Task instructions:
All of the entries are to be returned word for word.

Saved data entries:
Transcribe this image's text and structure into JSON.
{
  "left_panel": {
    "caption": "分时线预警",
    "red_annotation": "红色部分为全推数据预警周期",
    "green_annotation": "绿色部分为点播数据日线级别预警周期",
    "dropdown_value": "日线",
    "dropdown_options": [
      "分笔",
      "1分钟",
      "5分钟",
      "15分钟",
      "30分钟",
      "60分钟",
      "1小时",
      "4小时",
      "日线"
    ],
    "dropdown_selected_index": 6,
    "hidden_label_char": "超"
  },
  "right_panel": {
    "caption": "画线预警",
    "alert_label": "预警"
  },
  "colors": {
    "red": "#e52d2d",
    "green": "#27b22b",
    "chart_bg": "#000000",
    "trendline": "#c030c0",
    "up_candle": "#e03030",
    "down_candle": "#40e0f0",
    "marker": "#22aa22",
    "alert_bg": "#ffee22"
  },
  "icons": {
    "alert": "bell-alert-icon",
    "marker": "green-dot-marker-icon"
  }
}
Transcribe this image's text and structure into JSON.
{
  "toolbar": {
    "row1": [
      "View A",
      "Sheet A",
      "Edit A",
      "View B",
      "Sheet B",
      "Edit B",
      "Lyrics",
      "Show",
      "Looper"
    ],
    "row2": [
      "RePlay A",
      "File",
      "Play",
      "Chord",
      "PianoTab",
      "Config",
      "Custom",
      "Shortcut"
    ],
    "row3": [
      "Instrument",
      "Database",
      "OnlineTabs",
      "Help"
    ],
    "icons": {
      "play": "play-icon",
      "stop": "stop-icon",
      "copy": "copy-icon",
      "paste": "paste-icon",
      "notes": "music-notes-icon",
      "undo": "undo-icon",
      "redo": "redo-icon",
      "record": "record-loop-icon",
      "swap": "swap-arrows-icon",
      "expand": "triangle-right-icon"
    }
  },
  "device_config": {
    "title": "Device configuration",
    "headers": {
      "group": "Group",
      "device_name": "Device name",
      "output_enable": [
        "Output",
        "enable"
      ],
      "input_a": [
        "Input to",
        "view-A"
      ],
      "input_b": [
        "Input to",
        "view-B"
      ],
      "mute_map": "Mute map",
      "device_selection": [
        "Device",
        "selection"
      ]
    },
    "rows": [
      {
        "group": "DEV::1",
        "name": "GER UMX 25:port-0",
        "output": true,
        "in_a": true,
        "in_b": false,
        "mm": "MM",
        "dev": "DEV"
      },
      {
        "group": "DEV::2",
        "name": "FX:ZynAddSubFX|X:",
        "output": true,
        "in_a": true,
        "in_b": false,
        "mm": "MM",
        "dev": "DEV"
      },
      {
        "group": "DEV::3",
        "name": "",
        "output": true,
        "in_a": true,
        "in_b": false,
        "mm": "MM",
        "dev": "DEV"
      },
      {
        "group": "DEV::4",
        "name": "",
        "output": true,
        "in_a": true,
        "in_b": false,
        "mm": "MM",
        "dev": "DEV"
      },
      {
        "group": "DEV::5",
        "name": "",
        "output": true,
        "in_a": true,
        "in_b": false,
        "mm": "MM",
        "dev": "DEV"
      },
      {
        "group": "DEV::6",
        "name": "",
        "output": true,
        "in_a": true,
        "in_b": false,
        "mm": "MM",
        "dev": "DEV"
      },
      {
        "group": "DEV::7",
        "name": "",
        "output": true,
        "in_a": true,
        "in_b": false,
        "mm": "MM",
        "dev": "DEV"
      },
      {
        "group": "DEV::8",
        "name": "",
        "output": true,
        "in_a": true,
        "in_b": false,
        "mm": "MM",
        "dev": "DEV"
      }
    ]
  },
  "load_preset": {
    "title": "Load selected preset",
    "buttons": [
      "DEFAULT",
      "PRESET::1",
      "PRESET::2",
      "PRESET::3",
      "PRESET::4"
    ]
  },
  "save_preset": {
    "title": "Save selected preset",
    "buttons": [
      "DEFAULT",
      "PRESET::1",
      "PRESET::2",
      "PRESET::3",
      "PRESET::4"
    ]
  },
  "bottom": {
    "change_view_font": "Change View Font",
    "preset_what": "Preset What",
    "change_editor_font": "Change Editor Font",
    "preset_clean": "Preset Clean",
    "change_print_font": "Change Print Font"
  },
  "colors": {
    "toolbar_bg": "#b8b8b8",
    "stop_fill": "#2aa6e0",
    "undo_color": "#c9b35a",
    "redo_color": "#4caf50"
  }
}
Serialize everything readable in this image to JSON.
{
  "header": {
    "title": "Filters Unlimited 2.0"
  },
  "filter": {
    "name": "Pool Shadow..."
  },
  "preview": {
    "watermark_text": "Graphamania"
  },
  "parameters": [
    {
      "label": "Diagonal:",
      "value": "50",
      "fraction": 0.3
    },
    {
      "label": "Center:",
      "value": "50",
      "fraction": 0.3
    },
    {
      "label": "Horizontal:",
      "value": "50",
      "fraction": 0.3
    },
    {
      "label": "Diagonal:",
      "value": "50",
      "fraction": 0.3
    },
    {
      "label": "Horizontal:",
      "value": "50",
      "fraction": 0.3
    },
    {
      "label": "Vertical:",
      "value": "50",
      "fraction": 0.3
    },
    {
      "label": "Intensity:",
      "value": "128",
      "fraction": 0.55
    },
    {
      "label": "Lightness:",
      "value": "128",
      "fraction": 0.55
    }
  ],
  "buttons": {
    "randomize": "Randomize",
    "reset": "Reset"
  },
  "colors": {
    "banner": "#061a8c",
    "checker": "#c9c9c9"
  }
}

Your response:
Transcribe this image's text and structure into JSON.
{
  "left_panel": {
    "caption": "分时线预警",
    "red_annotation": "红色部分为全推数据预警周期",
    "green_annotation": "绿色部分为点播数据日线级别预警周期",
    "dropdown_value": "日线",
    "dropdown_options": [
      "分笔",
      "1分钟",
      "5分钟",
      "15分钟",
      "30分钟",
      "60分钟",
      "1小时",
      "4小时",
      "日线"
    ],
    "dropdown_selected_index": 6,
    "hidden_label_char": "超"
  },
  "right_panel": {
    "caption": "画线预警",
    "alert_label": "预警"
  },
  "colors": {
    "red": "#e52d2d",
    "green": "#27b22b",
    "chart_bg": "#000000",
    "trendline": "#c030c0",
    "up_candle": "#e03030",
    "down_candle": "#40e0f0",
    "marker": "#22aa22",
    "alert_bg": "#ffee22"
  },
  "icons": {
    "alert": "bell-alert-icon",
    "marker": "green-dot-marker-icon"
  }
}
Transcribe this image's text and structure into JSON.
{
  "toolbar": {
    "row1": [
      "View A",
      "Sheet A",
      "Edit A",
      "View B",
      "Sheet B",
      "Edit B",
      "Lyrics",
      "Show",
      "Looper"
    ],
    "row2": [
      "RePlay A",
      "File",
      "Play",
      "Chord",
      "PianoTab",
      "Config",
      "Custom",
      "Shortcut"
    ],
    "row3": [
      "Instrument",
      "Database",
      "OnlineTabs",
      "Help"
    ],
    "icons": {
      "play": "play-icon",
      "stop": "stop-icon",
      "copy": "copy-icon",
      "paste": "paste-icon",
      "notes": "music-notes-icon",
      "undo": "undo-icon",
      "redo": "redo-icon",
      "record": "record-loop-icon",
      "swap": "swap-arrows-icon",
      "expand": "triangle-right-icon"
    }
  },
  "device_config": {
    "title": "Device configuration",
    "headers": {
      "group": "Group",
      "device_name": "Device name",
      "output_enable": [
        "Output",
        "enable"
      ],
      "input_a": [
        "Input to",
        "view-A"
      ],
      "input_b": [
        "Input to",
        "view-B"
      ],
      "mute_map": "Mute map",
      "device_selection": [
        "Device",
        "selection"
      ]
    },
    "rows": [
      {
        "group": "DEV::1",
        "name": "GER UMX 25:port-0",
        "output": true,
        "in_a": true,
        "in_b": false,
        "mm": "MM",
        "dev": "DEV"
      },
      {
        "group": "DEV::2",
        "name": "FX:ZynAddSubFX|X:",
        "output": true,
        "in_a": true,
        "in_b": false,
        "mm": "MM",
        "dev": "DEV"
      },
      {
        "group": "DEV::3",
        "name": "",
        "output": true,
        "in_a": true,
        "in_b": false,
        "mm": "MM",
        "dev": "DEV"
      },
      {
        "group": "DEV::4",
        "name": "",
        "output": true,
        "in_a": true,
        "in_b": false,
        "mm": "MM",
        "dev": "DEV"
      },
      {
        "group": "DEV::5",
        "name": "",
        "output": true,
        "in_a": true,
        "in_b": false,
        "mm": "MM",
        "dev": "DEV"
      },
      {
        "group": "DEV::6",
        "name": "",
        "output": true,
        "in_a": true,
        "in_b": false,
        "mm": "MM",
        "dev": "DEV"
      },
      {
        "group": "DEV::7",
        "name": "",
        "output": true,
        "in_a": true,
        "in_b": false,
        "mm": "MM",
        "dev": "DEV"
      },
      {
        "group": "DEV::8",
        "name": "",
        "output": true,
        "in_a": true,
        "in_b": false,
        "mm": "MM",
        "dev": "DEV"
      }
    ]
  },
  "load_preset": {
    "title": "Load selected preset",
    "buttons": [
      "DEFAULT",
      "PRESET::1",
      "PRESET::2",
      "PRESET::3",
      "PRESET::4"
    ]
  },
  "save_preset": {
    "title": "Save selected preset",
    "buttons": [
      "DEFAULT",
      "PRESET::1",
      "PRESET::2",
      "PRESET::3",
      "PRESET::4"
    ]
  },
  "bottom": {
    "change_view_font": "Change View Font",
    "preset_what": "Preset What",
    "change_editor_font": "Change Editor Font",
    "preset_clean": "Preset Clean",
    "change_print_font": "Change Print Font"
  },
  "colors": {
    "toolbar_bg": "#b8b8b8",
    "stop_fill": "#2aa6e0",
    "undo_color": "#c9b35a",
    "redo_color": "#4caf50"
  }
}
Serialize everything readable in this image to JSON.
{
  "header": {
    "title": "Filters Unlimited 2.0"
  },
  "filter": {
    "name": "Pool Shadow..."
  },
  "preview": {
    "watermark_text": "Graphamania"
  },
  "parameters": [
    {
      "label": "Diagonal:",
      "value": "50",
      "fraction": 0.3
    },
    {
      "label": "Center:",
      "value": "50",
      "fraction": 0.3
    },
    {
      "label": "Horizontal:",
      "value": "50",
      "fraction": 0.3
    },
    {
      "label": "Diagonal:",
      "value": "50",
      "fraction": 0.3
    },
    {
      "label": "Horizontal:",
      "value": "50",
      "fraction": 0.3
    },
    {
      "label": "Vertical:",
      "value": "50",
      "fraction": 0.3
    },
    {
      "label": "Intensity:",
      "value": "128",
      "fraction": 0.55
    },
    {
      "label": "Lightness:",
      "value": "128",
      "fraction": 0.55
    }
  ],
  "buttons": {
    "randomize": "Randomize",
    "reset": "Reset"
  },
  "colors": {
    "banner": "#061a8c",
    "checker": "#c9c9c9"
  }
}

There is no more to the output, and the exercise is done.